### Work order
Search the listing below for the string "clicks" and copy every line where it occurs.

[Data for review Boundary: Start]

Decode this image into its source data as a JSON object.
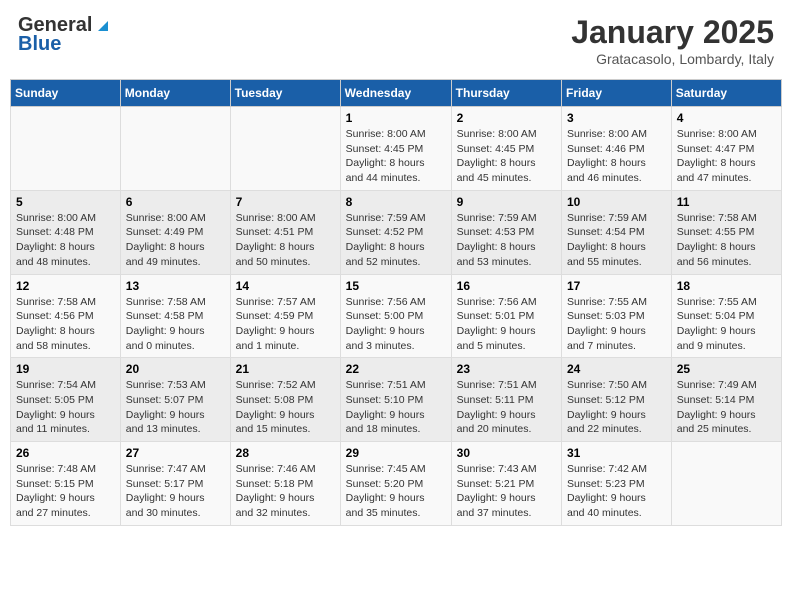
{
  "header": {
    "logo_general": "General",
    "logo_blue": "Blue",
    "month": "January 2025",
    "location": "Gratacasolo, Lombardy, Italy"
  },
  "weekdays": [
    "Sunday",
    "Monday",
    "Tuesday",
    "Wednesday",
    "Thursday",
    "Friday",
    "Saturday"
  ],
  "weeks": [
    [
      {
        "day": "",
        "info": ""
      },
      {
        "day": "",
        "info": ""
      },
      {
        "day": "",
        "info": ""
      },
      {
        "day": "1",
        "info": "Sunrise: 8:00 AM\nSunset: 4:45 PM\nDaylight: 8 hours\nand 44 minutes."
      },
      {
        "day": "2",
        "info": "Sunrise: 8:00 AM\nSunset: 4:45 PM\nDaylight: 8 hours\nand 45 minutes."
      },
      {
        "day": "3",
        "info": "Sunrise: 8:00 AM\nSunset: 4:46 PM\nDaylight: 8 hours\nand 46 minutes."
      },
      {
        "day": "4",
        "info": "Sunrise: 8:00 AM\nSunset: 4:47 PM\nDaylight: 8 hours\nand 47 minutes."
      }
    ],
    [
      {
        "day": "5",
        "info": "Sunrise: 8:00 AM\nSunset: 4:48 PM\nDaylight: 8 hours\nand 48 minutes."
      },
      {
        "day": "6",
        "info": "Sunrise: 8:00 AM\nSunset: 4:49 PM\nDaylight: 8 hours\nand 49 minutes."
      },
      {
        "day": "7",
        "info": "Sunrise: 8:00 AM\nSunset: 4:51 PM\nDaylight: 8 hours\nand 50 minutes."
      },
      {
        "day": "8",
        "info": "Sunrise: 7:59 AM\nSunset: 4:52 PM\nDaylight: 8 hours\nand 52 minutes."
      },
      {
        "day": "9",
        "info": "Sunrise: 7:59 AM\nSunset: 4:53 PM\nDaylight: 8 hours\nand 53 minutes."
      },
      {
        "day": "10",
        "info": "Sunrise: 7:59 AM\nSunset: 4:54 PM\nDaylight: 8 hours\nand 55 minutes."
      },
      {
        "day": "11",
        "info": "Sunrise: 7:58 AM\nSunset: 4:55 PM\nDaylight: 8 hours\nand 56 minutes."
      }
    ],
    [
      {
        "day": "12",
        "info": "Sunrise: 7:58 AM\nSunset: 4:56 PM\nDaylight: 8 hours\nand 58 minutes."
      },
      {
        "day": "13",
        "info": "Sunrise: 7:58 AM\nSunset: 4:58 PM\nDaylight: 9 hours\nand 0 minutes."
      },
      {
        "day": "14",
        "info": "Sunrise: 7:57 AM\nSunset: 4:59 PM\nDaylight: 9 hours\nand 1 minute."
      },
      {
        "day": "15",
        "info": "Sunrise: 7:56 AM\nSunset: 5:00 PM\nDaylight: 9 hours\nand 3 minutes."
      },
      {
        "day": "16",
        "info": "Sunrise: 7:56 AM\nSunset: 5:01 PM\nDaylight: 9 hours\nand 5 minutes."
      },
      {
        "day": "17",
        "info": "Sunrise: 7:55 AM\nSunset: 5:03 PM\nDaylight: 9 hours\nand 7 minutes."
      },
      {
        "day": "18",
        "info": "Sunrise: 7:55 AM\nSunset: 5:04 PM\nDaylight: 9 hours\nand 9 minutes."
      }
    ],
    [
      {
        "day": "19",
        "info": "Sunrise: 7:54 AM\nSunset: 5:05 PM\nDaylight: 9 hours\nand 11 minutes."
      },
      {
        "day": "20",
        "info": "Sunrise: 7:53 AM\nSunset: 5:07 PM\nDaylight: 9 hours\nand 13 minutes."
      },
      {
        "day": "21",
        "info": "Sunrise: 7:52 AM\nSunset: 5:08 PM\nDaylight: 9 hours\nand 15 minutes."
      },
      {
        "day": "22",
        "info": "Sunrise: 7:51 AM\nSunset: 5:10 PM\nDaylight: 9 hours\nand 18 minutes."
      },
      {
        "day": "23",
        "info": "Sunrise: 7:51 AM\nSunset: 5:11 PM\nDaylight: 9 hours\nand 20 minutes."
      },
      {
        "day": "24",
        "info": "Sunrise: 7:50 AM\nSunset: 5:12 PM\nDaylight: 9 hours\nand 22 minutes."
      },
      {
        "day": "25",
        "info": "Sunrise: 7:49 AM\nSunset: 5:14 PM\nDaylight: 9 hours\nand 25 minutes."
      }
    ],
    [
      {
        "day": "26",
        "info": "Sunrise: 7:48 AM\nSunset: 5:15 PM\nDaylight: 9 hours\nand 27 minutes."
      },
      {
        "day": "27",
        "info": "Sunrise: 7:47 AM\nSunset: 5:17 PM\nDaylight: 9 hours\nand 30 minutes."
      },
      {
        "day": "28",
        "info": "Sunrise: 7:46 AM\nSunset: 5:18 PM\nDaylight: 9 hours\nand 32 minutes."
      },
      {
        "day": "29",
        "info": "Sunrise: 7:45 AM\nSunset: 5:20 PM\nDaylight: 9 hours\nand 35 minutes."
      },
      {
        "day": "30",
        "info": "Sunrise: 7:43 AM\nSunset: 5:21 PM\nDaylight: 9 hours\nand 37 minutes."
      },
      {
        "day": "31",
        "info": "Sunrise: 7:42 AM\nSunset: 5:23 PM\nDaylight: 9 hours\nand 40 minutes."
      },
      {
        "day": "",
        "info": ""
      }
    ]
  ]
}
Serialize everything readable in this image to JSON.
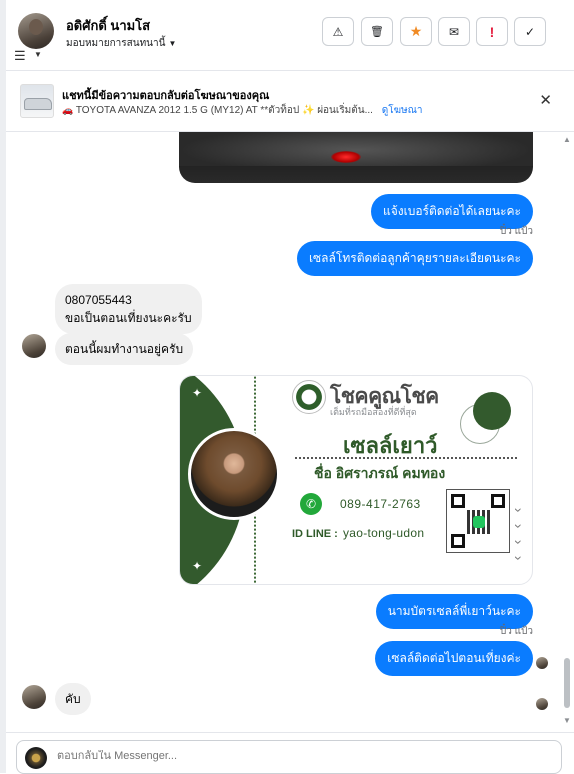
{
  "header": {
    "name": "อดิศักดิ์ นามโส",
    "assign_label": "มอบหมายการสนทนานี้"
  },
  "toolbar": {
    "buttons": [
      {
        "icon": "⚠",
        "name": "warning",
        "color": "#1c1e21"
      },
      {
        "icon": "🗑",
        "name": "trash",
        "color": "#1c1e21"
      },
      {
        "icon": "★",
        "name": "star",
        "color": "#f08a24"
      },
      {
        "icon": "✉",
        "name": "mark-unread",
        "color": "#1c1e21"
      },
      {
        "icon": "!",
        "name": "priority",
        "color": "#e41e3f"
      },
      {
        "icon": "✓",
        "name": "done",
        "color": "#1c1e21"
      }
    ]
  },
  "ad_context": {
    "title": "แชทนี้มีข้อความตอบกลับต่อโฆษณาของคุณ",
    "car_icon": "🚗",
    "subtitle": "TOYOTA AVANZA 2012 1.5 G (MY12) AT **ตัวท็อป ✨ ผ่อนเริ่มต้น...",
    "link": "ดูโฆษณา"
  },
  "messages": [
    {
      "dir": "out",
      "text": "แจ้งเบอร์ติดต่อได้เลยนะคะ"
    },
    {
      "dir": "seen",
      "text": "ปิ๋ว แป้ว"
    },
    {
      "dir": "out",
      "text": "เซลล์โทรติดต่อลูกค้าคุยรายละเอียดนะคะ"
    },
    {
      "dir": "in",
      "line1": "0807055443",
      "line2": "ขอเป็นตอนเที่ยงนะคะรับ"
    },
    {
      "dir": "in",
      "text": "ตอนนี้ผมทำงานอยู่ครับ"
    },
    {
      "dir": "out",
      "text": "นามบัตรเซลล์พี่เยาว์นะคะ"
    },
    {
      "dir": "seen",
      "text": "ปิ๋ว แป้ว"
    },
    {
      "dir": "out",
      "text": "เซลล์ติดต่อไปตอนเที่ยงค่ะ"
    },
    {
      "dir": "in",
      "text": "คับ"
    }
  ],
  "business_card": {
    "brand": "โชคคูณโชค",
    "brand_tagline": "เต็มที่รถมือสองที่ดีที่สุด",
    "role": "เซลล์เยาว์",
    "full_name": "ชื่อ อิศราภรณ์ คมทอง",
    "phone": "089-417-2763",
    "line_label": "ID LINE :",
    "line_id": "yao-tong-udon"
  },
  "composer": {
    "placeholder": "ตอบกลับใน Messenger..."
  }
}
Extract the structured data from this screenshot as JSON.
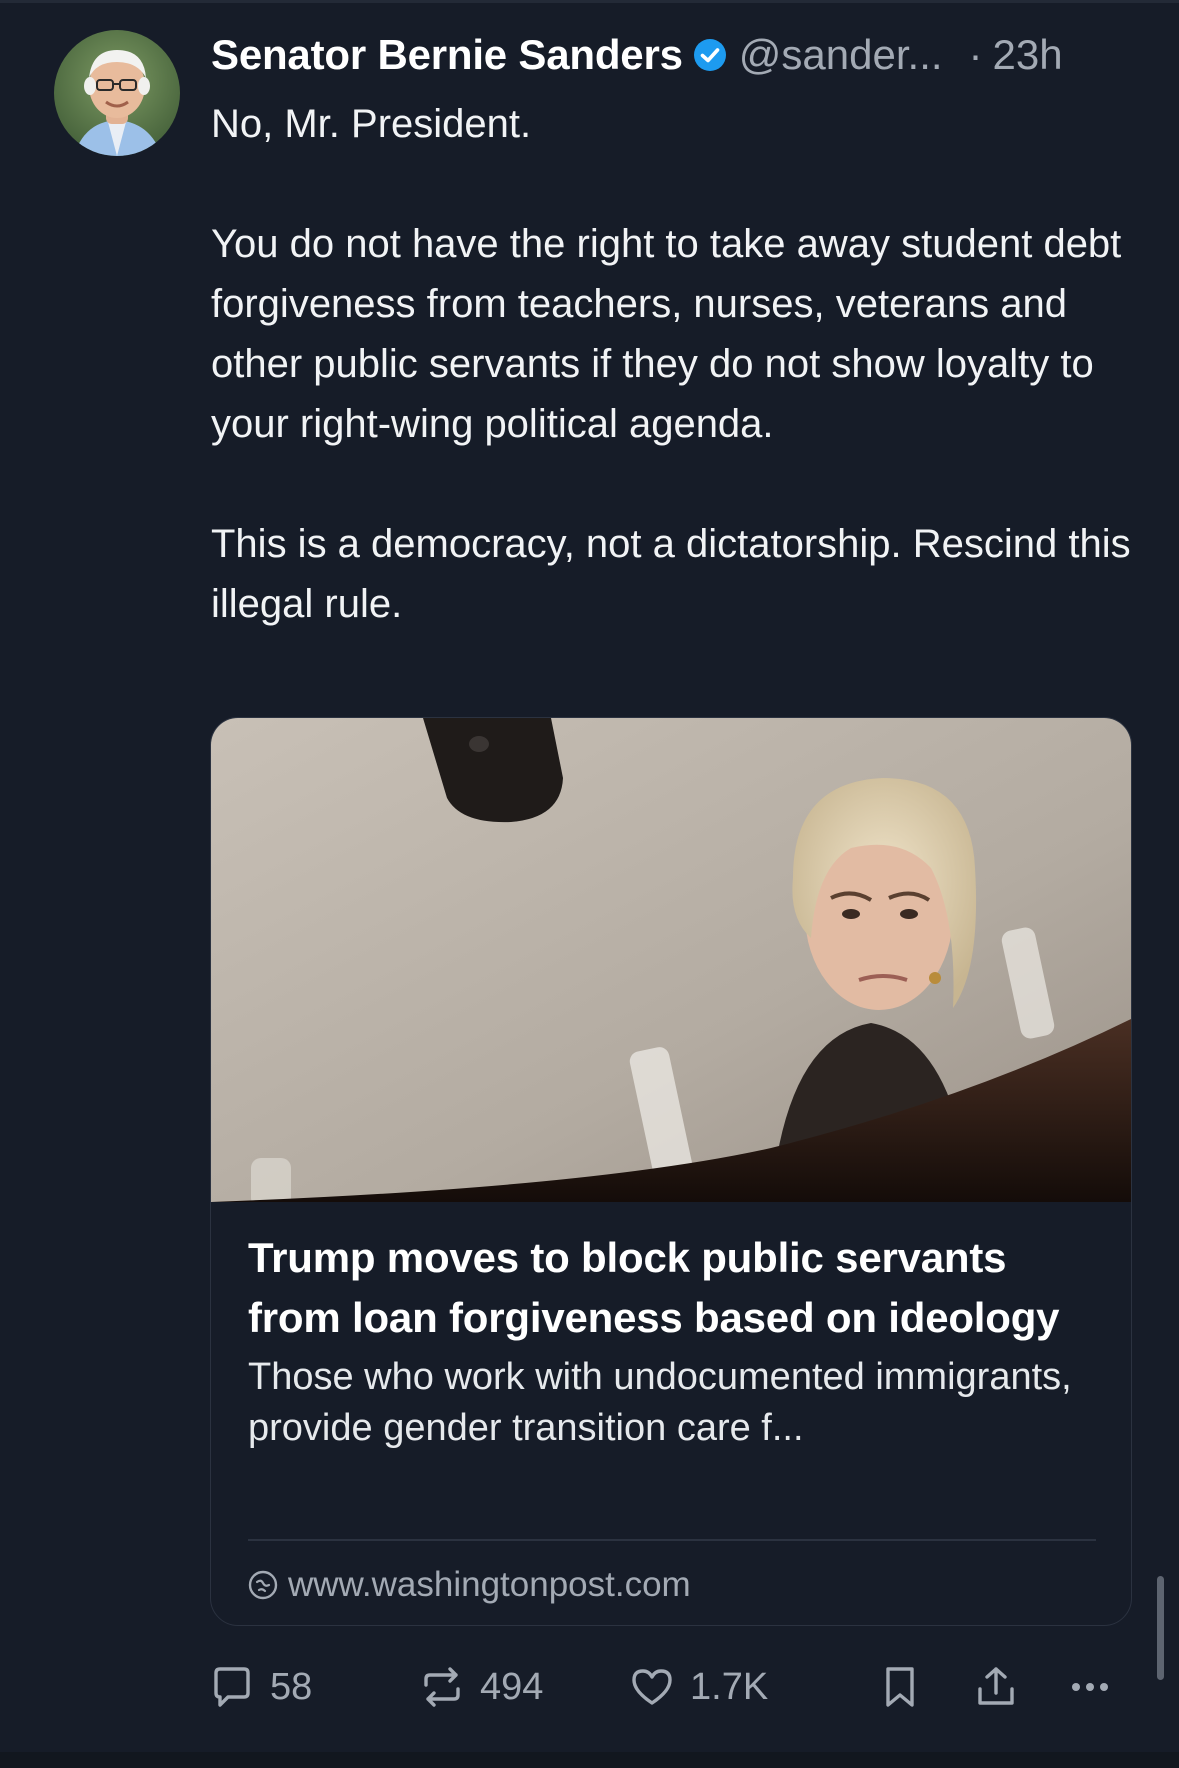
{
  "post": {
    "author_name": "Senator Bernie Sanders",
    "handle": "@sander...",
    "separator": "·",
    "timestamp": "23h",
    "text_paragraphs": [
      "No, Mr. President.",
      "You do not have the right to take away student debt forgiveness from teachers, nurses, veterans and other public servants if they do not show loyalty to your right-wing political agenda.",
      "This is a democracy, not a dictatorship. Rescind this illegal rule."
    ]
  },
  "link_card": {
    "title": "Trump moves to block public servants from loan forgiveness based on ideology",
    "description": "Those who work with undocumented immigrants, provide gender transition care f...",
    "source": "www.washingtonpost.com"
  },
  "actions": {
    "replies": "58",
    "reposts": "494",
    "likes": "1.7K"
  },
  "icons": {
    "verified": "verified-badge-icon",
    "reply": "speech-bubble-icon",
    "repost": "repost-arrows-icon",
    "like": "heart-icon",
    "bookmark": "bookmark-icon",
    "share": "share-upload-icon",
    "more": "ellipsis-icon",
    "source": "globe-link-icon"
  },
  "colors": {
    "background": "#161c28",
    "text": "#f1f3f5",
    "muted": "#a3aab4",
    "verified_blue": "#1d9bf0"
  }
}
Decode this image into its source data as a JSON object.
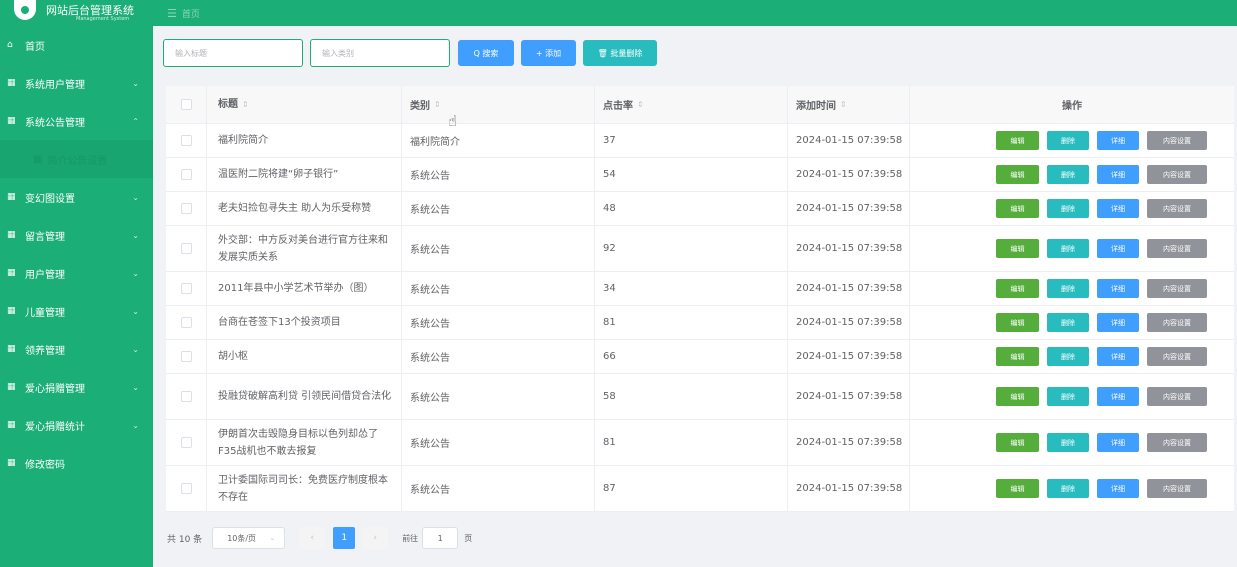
{
  "app": {
    "title": "网站后台管理系统",
    "subtitle": "Management System",
    "menu_toggle_icon": "menu-icon",
    "menu_toggle_text": "首页"
  },
  "sidebar": {
    "items": [
      {
        "label": "首页",
        "icon": "home-icon"
      },
      {
        "label": "系统用户管理",
        "icon": "grid-icon",
        "arrow": "⌄"
      },
      {
        "label": "系统公告管理",
        "icon": "grid-icon",
        "arrow": "⌃"
      },
      {
        "label": "简介公告设置",
        "icon": "grid-icon",
        "sub": true
      },
      {
        "label": "变幻图设置",
        "icon": "grid-icon",
        "arrow": "⌄"
      },
      {
        "label": "留言管理",
        "icon": "grid-icon",
        "arrow": "⌄"
      },
      {
        "label": "用户管理",
        "icon": "grid-icon",
        "arrow": "⌄"
      },
      {
        "label": "儿童管理",
        "icon": "grid-icon",
        "arrow": "⌄"
      },
      {
        "label": "领养管理",
        "icon": "grid-icon",
        "arrow": "⌄"
      },
      {
        "label": "爱心捐赠管理",
        "icon": "grid-icon",
        "arrow": "⌄"
      },
      {
        "label": "爱心捐赠统计",
        "icon": "grid-icon",
        "arrow": "⌄"
      },
      {
        "label": "修改密码",
        "icon": "grid-icon"
      }
    ]
  },
  "toolbar": {
    "title_placeholder": "输入标题",
    "category_placeholder": "输入类别",
    "search_label": "Q 搜索",
    "add_label": "+ 添加",
    "batch_delete_label": "🗑 批量删除"
  },
  "table": {
    "columns": [
      "标题",
      "类别",
      "点击率",
      "添加时间",
      "操作"
    ],
    "sort_icon": "⇕",
    "rows": [
      {
        "title": "福利院简介",
        "category": "福利院简介",
        "clicks": "37",
        "time": "2024-01-15 07:39:58"
      },
      {
        "title": "温医附二院将建“卵子银行”",
        "category": "系统公告",
        "clicks": "54",
        "time": "2024-01-15 07:39:58"
      },
      {
        "title": "老夫妇捡包寻失主 助人为乐受称赞",
        "category": "系统公告",
        "clicks": "48",
        "time": "2024-01-15 07:39:58"
      },
      {
        "title": "外交部：中方反对美台进行官方往来和发展实质关系",
        "category": "系统公告",
        "clicks": "92",
        "time": "2024-01-15 07:39:58"
      },
      {
        "title": "2011年县中小学艺术节举办（图）",
        "category": "系统公告",
        "clicks": "34",
        "time": "2024-01-15 07:39:58"
      },
      {
        "title": "台商在苍签下13个投资项目",
        "category": "系统公告",
        "clicks": "81",
        "time": "2024-01-15 07:39:58"
      },
      {
        "title": "胡小枢",
        "category": "系统公告",
        "clicks": "66",
        "time": "2024-01-15 07:39:58"
      },
      {
        "title": "投融贷破解高利贷 引领民间借贷合法化",
        "category": "系统公告",
        "clicks": "58",
        "time": "2024-01-15 07:39:58"
      },
      {
        "title": "伊朗首次击毁隐身目标以色列却怂了F35战机也不敢去报复",
        "category": "系统公告",
        "clicks": "81",
        "time": "2024-01-15 07:39:58"
      },
      {
        "title": "卫计委国际司司长：免费医疗制度根本不存在",
        "category": "系统公告",
        "clicks": "87",
        "time": "2024-01-15 07:39:58"
      }
    ],
    "ops": {
      "edit": "编辑",
      "delete": "删除",
      "detail": "详细",
      "content": "内容设置"
    }
  },
  "pager": {
    "total": "共 10 条",
    "page_size": "10条/页",
    "current_page": "1",
    "goto_label": "前往",
    "goto_value": "1",
    "page_unit": "页"
  },
  "colors": {
    "brand": "#1bae77",
    "primary": "#409eff",
    "success": "#55ad3b",
    "teal": "#29bcbf",
    "gray": "#909399"
  }
}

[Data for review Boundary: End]

### Response to the exercise
        "clicks": "37",
        "clicks": "54",
        "clicks": "48",
        "clicks": "92",
        "clicks": "34",
        "clicks": "81",
        "clicks": "66",
        "clicks": "58",
        "clicks": "81",
        "clicks": "87",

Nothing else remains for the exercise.